Set down a true copy of the data, with all pictures left out.

Items from an interface collection:
☆ ☆ ☆ ☆

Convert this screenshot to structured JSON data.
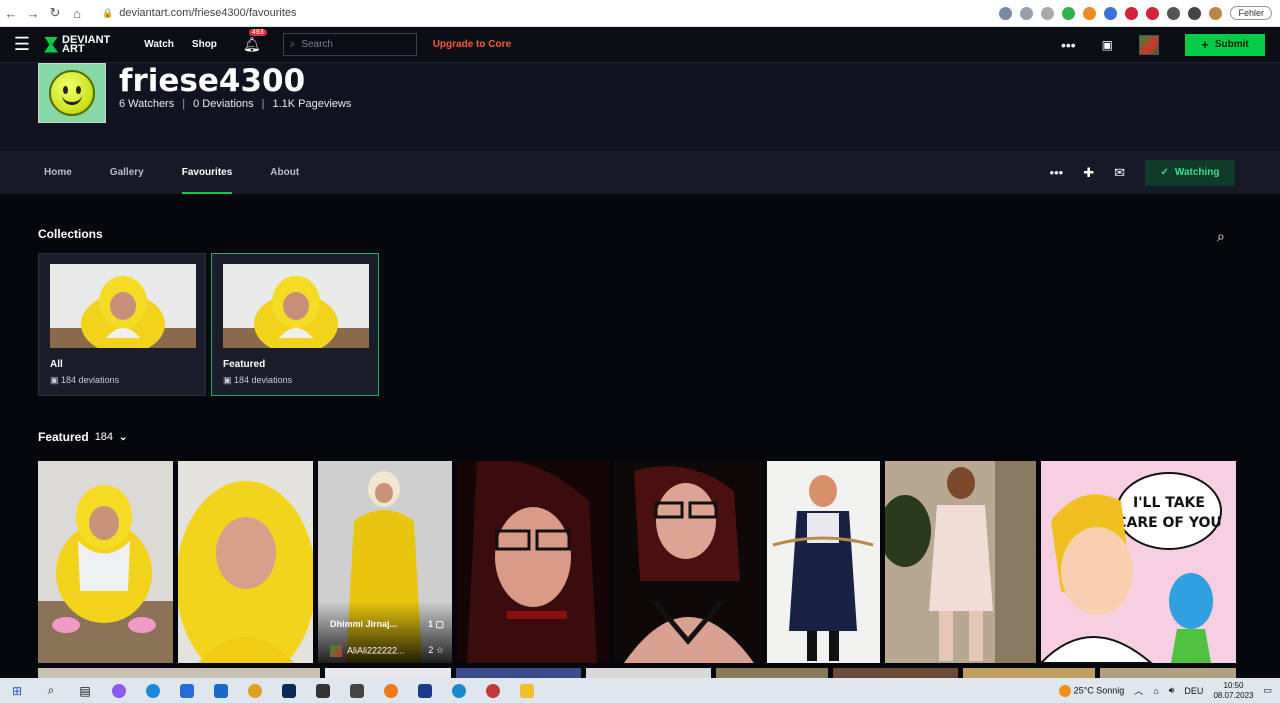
{
  "browser": {
    "url": "deviantart.com/friese4300/favourites",
    "profile_status": "Fehler"
  },
  "topbar": {
    "logo_line1": "DEVIANT",
    "logo_line2": "ART",
    "watch": "Watch",
    "shop": "Shop",
    "notif_count": "493",
    "search_placeholder": "Search",
    "upgrade": "Upgrade to Core",
    "submit": "Submit"
  },
  "profile": {
    "username": "friese4300",
    "watchers": "6 Watchers",
    "deviations": "0 Deviations",
    "pageviews": "1.1K Pageviews"
  },
  "tabs": [
    {
      "label": "Home"
    },
    {
      "label": "Gallery"
    },
    {
      "label": "Favourites"
    },
    {
      "label": "About"
    }
  ],
  "watching_label": "Watching",
  "collections": {
    "title": "Collections",
    "items": [
      {
        "name": "All",
        "count": "184 deviations"
      },
      {
        "name": "Featured",
        "count": "184 deviations"
      }
    ]
  },
  "featured": {
    "title": "Featured",
    "count": "184",
    "hover": {
      "title": "Dhimmi Jirnaj...",
      "comments": "1",
      "author": "AliAli222222...",
      "favs": "2"
    },
    "tile_image_text": "I'LL TAKE CARE OF YOU"
  },
  "taskbar": {
    "weather": "25°C Sonnig",
    "lang": "DEU",
    "time": "10:50",
    "date": "08.07.2023"
  },
  "colors": {
    "accent": "#05cc47",
    "upgrade": "#ff5a3c",
    "bg": "#06070d"
  }
}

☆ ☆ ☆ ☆

# Task solution
Convert this screenshot to structured JSON data.
{
  "browser": {
    "url": "deviantart.com/friese4300/favourites",
    "profile_status": "Fehler"
  },
  "topbar": {
    "logo_line1": "DEVIANT",
    "logo_line2": "ART",
    "watch": "Watch",
    "shop": "Shop",
    "notif_count": "493",
    "search_placeholder": "Search",
    "upgrade": "Upgrade to Core",
    "submit": "Submit"
  },
  "profile": {
    "username": "friese4300",
    "watchers": "6 Watchers",
    "deviations": "0 Deviations",
    "pageviews": "1.1K Pageviews"
  },
  "tabs": [
    {
      "label": "Home"
    },
    {
      "label": "Gallery"
    },
    {
      "label": "Favourites"
    },
    {
      "label": "About"
    }
  ],
  "watching_label": "Watching",
  "collections": {
    "title": "Collections",
    "items": [
      {
        "name": "All",
        "count": "184 deviations"
      },
      {
        "name": "Featured",
        "count": "184 deviations"
      }
    ]
  },
  "featured": {
    "title": "Featured",
    "count": "184",
    "hover": {
      "title": "Dhimmi Jirnaj...",
      "comments": "1",
      "author": "AliAli222222...",
      "favs": "2"
    },
    "tile_image_text": "I'LL TAKE CARE OF YOU"
  },
  "taskbar": {
    "weather": "25°C Sonnig",
    "lang": "DEU",
    "time": "10:50",
    "date": "08.07.2023"
  },
  "colors": {
    "accent": "#05cc47",
    "upgrade": "#ff5a3c",
    "bg": "#06070d"
  }
}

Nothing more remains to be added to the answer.